Sen. Bill Frist, who has come under close scrutiny for the timing of his sale of HCA stock shortly before the stock’s value took a tumble, now faces new questions about the way his blind trust unloaded shares in Nashville’s Jim Reeves Museum the week before its building was razed.
The historic house containing the museum had faced Gallatin Pike for more than two centuries. It was torn down less than a week after Frist ordered his blind trust to sell shares in Gentleman Jim Co., the company that owned and operated it. Home Depot purchased the property where the house stood.
“Frist’s blind trust seems to have 20-20 vision,” says an investigator with the Securities and Exchange Commission, which was already looking into the curiously fortunate timing of Frist’s HCA stock sale. The senator, now nearing the end of his second term, has said he sold the stock to avoid the appearance of a conflict of interest.
“When it comes to a politician, you take your ethics where you can get them, I guess, but it’s amazing how he got so ethically sensitive to this just as the stock price was peaking,” says one political observer.
Through a spokesman, Frist says that he bought the stock in the Reeves Museum years ago after becoming a fan of the entertainer, who had a string of hits in the 1950s and 1960s. Reeves died in a plane crash in 1964.
“Dr. Frist became a fan of Reeves’ in college when some friends started calling him ‘sweet lips’ after the line in the hit song ‘He’ll Have to Go,’ “ the spokesman adds. “He bought the stock in the early 1980s and just decided last week to sell it. He had no idea the museum was about to be demolished.”

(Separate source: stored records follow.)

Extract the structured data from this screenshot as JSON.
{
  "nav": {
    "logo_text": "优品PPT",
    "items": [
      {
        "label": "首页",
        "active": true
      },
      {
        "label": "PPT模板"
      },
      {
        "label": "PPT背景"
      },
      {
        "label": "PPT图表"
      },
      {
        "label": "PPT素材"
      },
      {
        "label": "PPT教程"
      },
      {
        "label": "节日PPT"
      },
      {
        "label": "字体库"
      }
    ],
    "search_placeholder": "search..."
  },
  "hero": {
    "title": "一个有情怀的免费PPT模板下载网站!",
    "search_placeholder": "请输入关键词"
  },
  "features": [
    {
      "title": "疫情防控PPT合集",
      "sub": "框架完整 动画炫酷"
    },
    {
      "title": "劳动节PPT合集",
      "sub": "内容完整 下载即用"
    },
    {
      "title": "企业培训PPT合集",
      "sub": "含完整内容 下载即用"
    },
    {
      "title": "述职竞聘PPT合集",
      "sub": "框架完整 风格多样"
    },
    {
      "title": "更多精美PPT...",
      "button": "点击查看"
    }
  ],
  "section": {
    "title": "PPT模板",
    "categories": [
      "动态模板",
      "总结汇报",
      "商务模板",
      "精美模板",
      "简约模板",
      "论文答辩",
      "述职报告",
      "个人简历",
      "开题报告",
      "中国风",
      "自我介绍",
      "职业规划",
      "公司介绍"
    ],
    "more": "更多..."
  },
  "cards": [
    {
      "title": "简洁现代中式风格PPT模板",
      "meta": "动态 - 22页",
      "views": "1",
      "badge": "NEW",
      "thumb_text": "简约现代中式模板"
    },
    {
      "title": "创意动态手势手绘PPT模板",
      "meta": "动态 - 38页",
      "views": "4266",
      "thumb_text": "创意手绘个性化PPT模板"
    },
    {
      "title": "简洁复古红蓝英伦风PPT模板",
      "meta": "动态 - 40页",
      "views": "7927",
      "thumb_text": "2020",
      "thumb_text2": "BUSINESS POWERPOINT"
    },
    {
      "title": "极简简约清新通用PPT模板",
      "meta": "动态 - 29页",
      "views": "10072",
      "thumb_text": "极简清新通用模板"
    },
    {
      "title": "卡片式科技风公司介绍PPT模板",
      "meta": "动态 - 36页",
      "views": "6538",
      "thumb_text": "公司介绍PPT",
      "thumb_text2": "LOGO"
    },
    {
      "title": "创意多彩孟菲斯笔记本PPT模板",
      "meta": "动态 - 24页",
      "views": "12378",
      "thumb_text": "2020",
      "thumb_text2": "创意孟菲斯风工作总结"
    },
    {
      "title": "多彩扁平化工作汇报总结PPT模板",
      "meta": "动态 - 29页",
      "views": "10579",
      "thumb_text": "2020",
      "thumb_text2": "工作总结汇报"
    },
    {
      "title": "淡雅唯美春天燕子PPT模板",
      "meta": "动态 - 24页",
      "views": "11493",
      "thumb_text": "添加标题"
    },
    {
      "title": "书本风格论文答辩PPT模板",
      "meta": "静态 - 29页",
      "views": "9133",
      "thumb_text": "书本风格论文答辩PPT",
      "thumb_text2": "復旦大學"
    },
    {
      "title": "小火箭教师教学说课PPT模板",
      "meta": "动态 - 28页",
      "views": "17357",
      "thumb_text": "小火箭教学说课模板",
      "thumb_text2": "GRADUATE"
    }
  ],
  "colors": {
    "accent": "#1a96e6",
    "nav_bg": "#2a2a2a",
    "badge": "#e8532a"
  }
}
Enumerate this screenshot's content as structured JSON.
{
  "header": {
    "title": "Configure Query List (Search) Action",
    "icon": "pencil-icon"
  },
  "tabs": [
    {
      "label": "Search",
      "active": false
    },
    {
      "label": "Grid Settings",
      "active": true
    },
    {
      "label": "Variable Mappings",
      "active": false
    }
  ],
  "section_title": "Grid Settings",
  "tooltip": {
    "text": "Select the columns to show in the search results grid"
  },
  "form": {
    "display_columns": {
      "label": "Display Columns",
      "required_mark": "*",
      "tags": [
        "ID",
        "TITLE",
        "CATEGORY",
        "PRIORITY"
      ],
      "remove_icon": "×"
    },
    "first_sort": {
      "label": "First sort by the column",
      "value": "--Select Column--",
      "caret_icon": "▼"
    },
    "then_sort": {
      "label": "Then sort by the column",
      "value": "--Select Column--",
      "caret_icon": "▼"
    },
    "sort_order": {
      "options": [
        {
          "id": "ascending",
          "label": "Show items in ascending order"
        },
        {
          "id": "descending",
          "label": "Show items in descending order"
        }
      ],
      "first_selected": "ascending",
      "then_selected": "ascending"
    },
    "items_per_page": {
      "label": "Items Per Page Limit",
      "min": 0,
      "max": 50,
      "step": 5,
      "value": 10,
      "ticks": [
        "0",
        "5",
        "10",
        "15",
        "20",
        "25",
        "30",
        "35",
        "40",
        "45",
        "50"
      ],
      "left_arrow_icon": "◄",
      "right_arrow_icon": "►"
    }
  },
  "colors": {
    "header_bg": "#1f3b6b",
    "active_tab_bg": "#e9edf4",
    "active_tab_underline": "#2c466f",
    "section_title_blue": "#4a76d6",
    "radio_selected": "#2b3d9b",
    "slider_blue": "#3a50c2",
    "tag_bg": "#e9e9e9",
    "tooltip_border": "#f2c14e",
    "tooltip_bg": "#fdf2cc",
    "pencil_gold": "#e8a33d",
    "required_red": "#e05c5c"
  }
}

Frist has told friends in the past couple of weeks that he is considering instructing his blind trust to invest in the Travis Tritt museum in Lithonia, Ga.

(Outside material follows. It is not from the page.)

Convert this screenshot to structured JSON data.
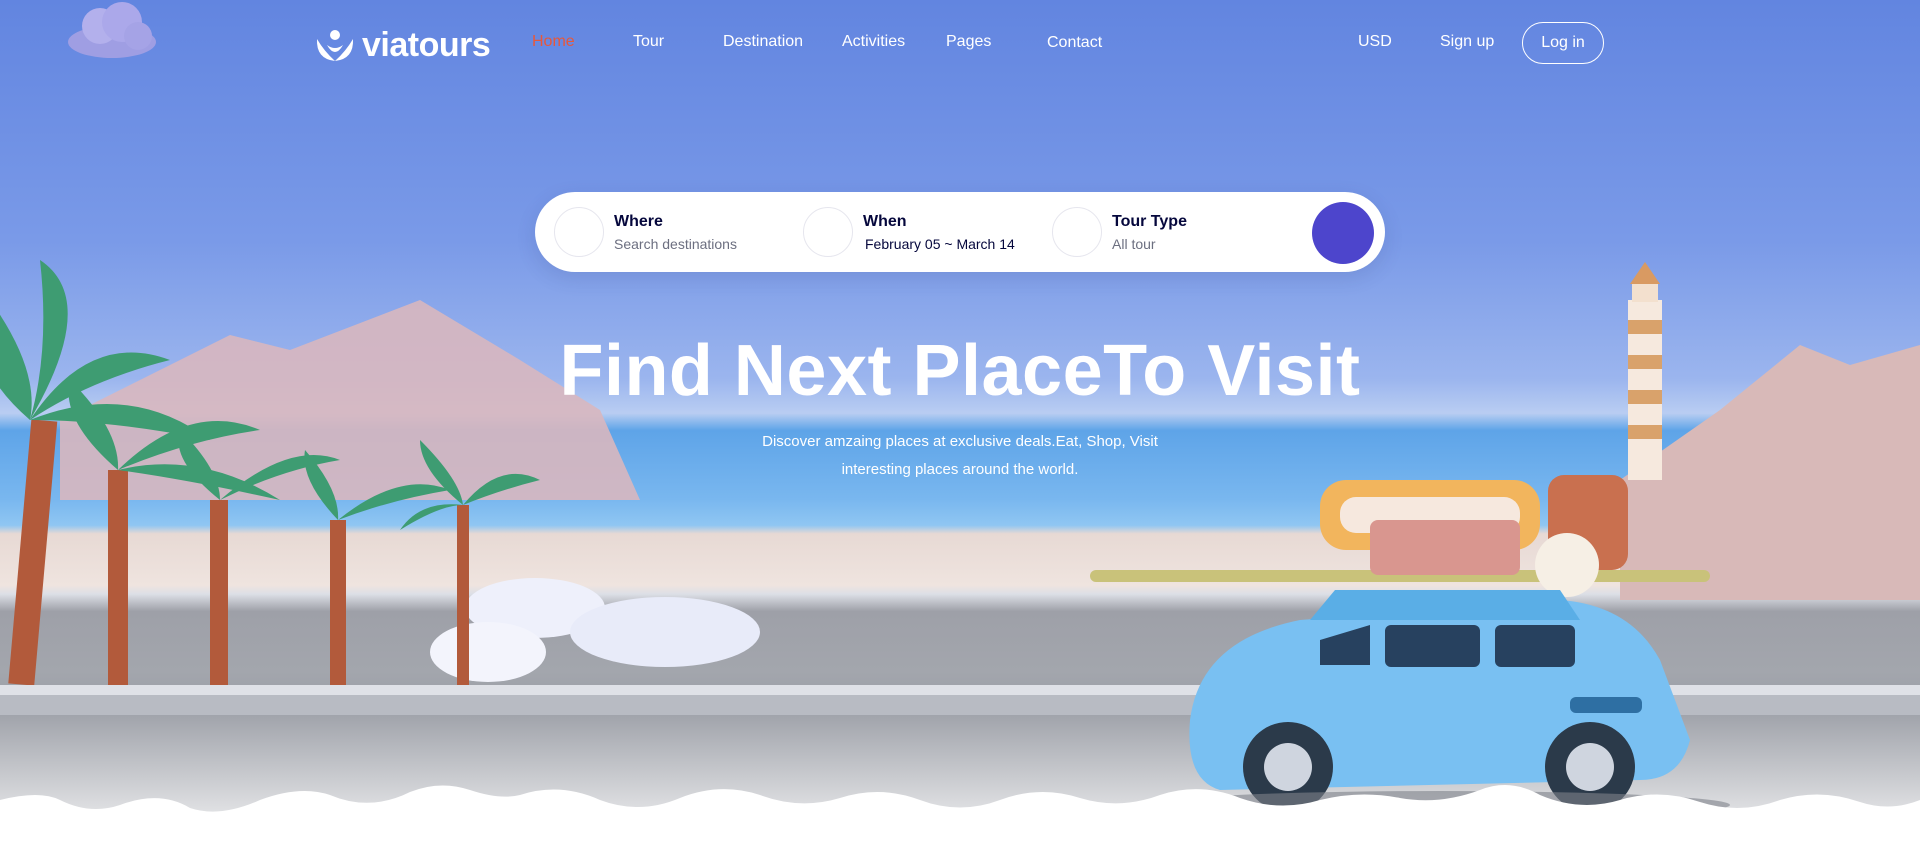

(The Fabricator is satire. Don’t believe everything you read.)